Buffett And Munger… Shock Value! by Aswath Damodaran, Musings On Markets
Berkshire Hathaway is having its annual meeting and the financial press is falling all over itself reporting what the sage from Omaha has to say about investing. Let me say at the outset that I have expressed my admiration for what Warren Buffet does well - the fact that he has a core philosophy that he does not deviate from and his instinct for going against the grain. Over time, he and Charlie Munger, who has operated at his right hand for decades, also say things for shock value to indicate how separated they are from both academics and other portfolio managers. Here is a listing of quotes and my responses to them.
Mr. Buffett: “There is so much that’s false and nutty in modern investing practice and modern investment banking, that if you just reduced the nonsense, that’s a goal you should reasonably hope for.”
I agree entirely. There is much that is done in portfolio management and corporate finance that does not pass the common sense test. Layering complexity on stupid ideas - that leverage always increases value, that securitization can make you a more valuable company - do not make them any less stupid.
Mr. Buffett said he was once asked by a student from the University of Chicago, a hub of modern portfolio theory, “What are we learning that’s most wrong?” To which Charlie Munger quipped, “How do you handle that in one session?”
My question to Mr. Buffett would be a simple one: What exactly is your understanding of Modern Portfolio Theory? I would wager that he would come back with Markowtiz portfolios and the CAPM. If you define modern as circa 1964, he would be right. If not, he has a lot of catching up to do.
Mr. Buffett on the efficient market hypothesis, the idea that all information is instantly priced into the market: “There’s this holy writ, the efficient market theory. How do you teach your students everything is priced properly? What do you do for the rest of the hour?”
Mr. Buffett probably does not realize this but the efficient market hypothesis is really a warning to those portfolio managers who try to trade on information - earnings announcements and acquisitions, for instance - and day traders. To be honest, 99% of investors would be saved a lot of money, if they followed the suggestions of efficient market theorists. Let's face reality. If you define an efficient market as one where investors cannot easily take advantage of market imperfections, markets are efficient to most investors on most assets most of the time... One reason that Mr. Buffett continues to generate excess returns is that he is able to strike inside deals with managers... Do you think you or I would have been able to get the deal he got from Goldman?
Mr. Buffett on complex calculations used to value purchases: “If you need to use a computer or a calculator to make the calculation, you shouldn’t buy it.”
Spoken like a Luddite... How about an abacus, Mr. Buffett? Maybe a slide rule?
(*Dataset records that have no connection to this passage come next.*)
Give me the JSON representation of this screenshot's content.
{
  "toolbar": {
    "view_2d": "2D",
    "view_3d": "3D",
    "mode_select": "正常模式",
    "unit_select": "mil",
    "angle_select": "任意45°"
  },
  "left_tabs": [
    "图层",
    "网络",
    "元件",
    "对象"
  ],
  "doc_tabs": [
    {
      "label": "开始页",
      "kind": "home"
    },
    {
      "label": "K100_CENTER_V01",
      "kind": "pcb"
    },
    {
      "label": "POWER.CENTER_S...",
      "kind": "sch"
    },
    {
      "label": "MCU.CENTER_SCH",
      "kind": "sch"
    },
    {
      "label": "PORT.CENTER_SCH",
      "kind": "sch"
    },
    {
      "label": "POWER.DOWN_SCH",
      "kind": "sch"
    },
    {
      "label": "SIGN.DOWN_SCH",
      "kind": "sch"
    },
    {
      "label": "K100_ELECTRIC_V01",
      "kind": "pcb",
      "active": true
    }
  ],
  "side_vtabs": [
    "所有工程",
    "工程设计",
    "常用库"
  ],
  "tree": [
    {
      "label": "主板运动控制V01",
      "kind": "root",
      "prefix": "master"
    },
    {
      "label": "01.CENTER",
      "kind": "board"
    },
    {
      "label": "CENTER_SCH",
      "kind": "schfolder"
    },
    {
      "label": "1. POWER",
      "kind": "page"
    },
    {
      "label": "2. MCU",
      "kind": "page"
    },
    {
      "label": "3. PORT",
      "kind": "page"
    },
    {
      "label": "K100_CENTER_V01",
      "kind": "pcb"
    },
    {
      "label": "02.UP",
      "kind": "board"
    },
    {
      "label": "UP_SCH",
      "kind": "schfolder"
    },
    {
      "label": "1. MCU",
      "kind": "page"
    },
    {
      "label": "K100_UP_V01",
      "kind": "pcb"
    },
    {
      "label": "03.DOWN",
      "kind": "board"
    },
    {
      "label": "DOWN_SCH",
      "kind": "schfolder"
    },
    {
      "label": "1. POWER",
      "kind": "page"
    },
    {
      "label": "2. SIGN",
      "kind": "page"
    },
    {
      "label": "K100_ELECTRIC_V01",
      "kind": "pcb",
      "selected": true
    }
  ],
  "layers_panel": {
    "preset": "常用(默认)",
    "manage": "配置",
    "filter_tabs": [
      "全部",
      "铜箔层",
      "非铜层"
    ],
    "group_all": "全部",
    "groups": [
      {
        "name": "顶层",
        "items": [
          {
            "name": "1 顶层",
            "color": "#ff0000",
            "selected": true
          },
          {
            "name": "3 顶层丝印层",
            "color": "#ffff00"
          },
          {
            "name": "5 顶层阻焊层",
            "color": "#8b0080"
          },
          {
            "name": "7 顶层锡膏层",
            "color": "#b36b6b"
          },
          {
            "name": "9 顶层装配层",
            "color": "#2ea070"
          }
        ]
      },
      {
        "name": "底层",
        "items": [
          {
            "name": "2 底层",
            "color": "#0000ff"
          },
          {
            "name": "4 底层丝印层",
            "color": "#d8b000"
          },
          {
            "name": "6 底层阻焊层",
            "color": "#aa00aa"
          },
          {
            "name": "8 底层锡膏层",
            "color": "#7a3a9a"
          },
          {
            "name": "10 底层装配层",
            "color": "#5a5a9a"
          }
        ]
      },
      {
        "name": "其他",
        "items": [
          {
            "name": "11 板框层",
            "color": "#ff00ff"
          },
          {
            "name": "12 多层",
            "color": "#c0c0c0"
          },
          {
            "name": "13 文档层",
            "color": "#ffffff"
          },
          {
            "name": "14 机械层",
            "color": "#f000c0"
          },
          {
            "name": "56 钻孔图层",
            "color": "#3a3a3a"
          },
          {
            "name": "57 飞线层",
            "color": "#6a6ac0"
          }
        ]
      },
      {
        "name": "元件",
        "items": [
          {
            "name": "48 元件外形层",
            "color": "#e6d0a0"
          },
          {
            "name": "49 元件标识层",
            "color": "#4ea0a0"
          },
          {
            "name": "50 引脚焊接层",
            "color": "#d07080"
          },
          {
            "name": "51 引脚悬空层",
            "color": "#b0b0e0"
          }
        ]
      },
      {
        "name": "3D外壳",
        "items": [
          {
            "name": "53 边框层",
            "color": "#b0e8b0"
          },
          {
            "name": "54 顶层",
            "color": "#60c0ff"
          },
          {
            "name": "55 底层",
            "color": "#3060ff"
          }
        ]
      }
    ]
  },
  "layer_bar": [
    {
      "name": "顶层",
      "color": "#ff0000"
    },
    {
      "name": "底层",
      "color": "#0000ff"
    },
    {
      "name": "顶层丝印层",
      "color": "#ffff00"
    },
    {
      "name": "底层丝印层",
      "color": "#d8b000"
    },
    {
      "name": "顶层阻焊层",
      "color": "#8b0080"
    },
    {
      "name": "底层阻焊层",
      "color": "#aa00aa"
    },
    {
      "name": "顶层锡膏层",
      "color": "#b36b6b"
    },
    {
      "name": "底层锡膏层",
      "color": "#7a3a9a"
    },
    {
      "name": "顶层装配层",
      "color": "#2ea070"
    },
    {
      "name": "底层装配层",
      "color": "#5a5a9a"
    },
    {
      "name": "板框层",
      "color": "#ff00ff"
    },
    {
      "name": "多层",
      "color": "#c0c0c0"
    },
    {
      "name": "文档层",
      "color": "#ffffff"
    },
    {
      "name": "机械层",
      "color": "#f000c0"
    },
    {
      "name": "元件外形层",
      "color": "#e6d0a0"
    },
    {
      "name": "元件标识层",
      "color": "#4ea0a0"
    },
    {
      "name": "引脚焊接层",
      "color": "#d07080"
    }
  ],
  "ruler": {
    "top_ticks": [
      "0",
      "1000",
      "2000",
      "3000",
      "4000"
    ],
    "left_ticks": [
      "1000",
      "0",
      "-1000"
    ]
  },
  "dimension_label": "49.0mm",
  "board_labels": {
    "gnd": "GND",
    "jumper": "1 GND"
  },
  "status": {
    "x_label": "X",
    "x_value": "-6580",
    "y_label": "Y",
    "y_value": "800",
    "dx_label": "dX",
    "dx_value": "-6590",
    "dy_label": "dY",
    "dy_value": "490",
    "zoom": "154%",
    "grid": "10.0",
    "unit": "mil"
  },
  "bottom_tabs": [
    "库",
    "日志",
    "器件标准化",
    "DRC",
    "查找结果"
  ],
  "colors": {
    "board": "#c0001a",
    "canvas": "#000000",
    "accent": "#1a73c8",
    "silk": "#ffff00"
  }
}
Mr. Buffett on the use of higher-order math in finance: “The more symbols they could work into their writing the more they were revered.”
Actually, I do share Mr. Buffett's concern that common sense is sometimes overwhelmed by mathematics. However, the people who are most revered in finance - Harry Markowtiz, Merton Miller and Gene Fama- are surprisingly down to earth in explaining their ideas.
Mr. Munger on the same theme: “Some of the worst business decisions I’ve ever seen are those with future projections and discounts back. It seems like the higher mathematics with more false precision should help you but it doesn’t. They teach that in business schools because, well, they’ve got to do something. ”
What would Mr. Munger do instead? Look backwards and discount forward? What part of forecasting does he think is pointless? And does he not agree with the proposition that a dollar today is worth than a dollar in year? If not, he should be sentenced to spend a year in a high inflation economy (say Zimbabwe)...
Mr. Buffett adds: “If you stand up in front of a business class and say a bird in the hand is worth two in the bush, you won’t get tenure…. Higher mathematics my be dangerous and lead you down pathways that are better left untrod.”
Depends upon your chances of getting the birds in the bush, right? If you feel that you have a 60% chance of getting the birds in the bush, is it not worth the trade off? No wait. Talking about probabilities probably is higher mathematics and I should not do it... My bad...
Mr. Buffett on the persistence of bad ideas in finance: “The famous physicist Max Planck was talking about the resistance of the human mind, even the bright human mind, to new ideas…. And he said science advances one funeral at a time, and I think there’s a lot of truth to that and it’s certainly been true in finance.”
It is true. In any discipline, for every three ideas you come up with, only one will move forward. But the solution to this is not to stop having new ideas but to churn out more..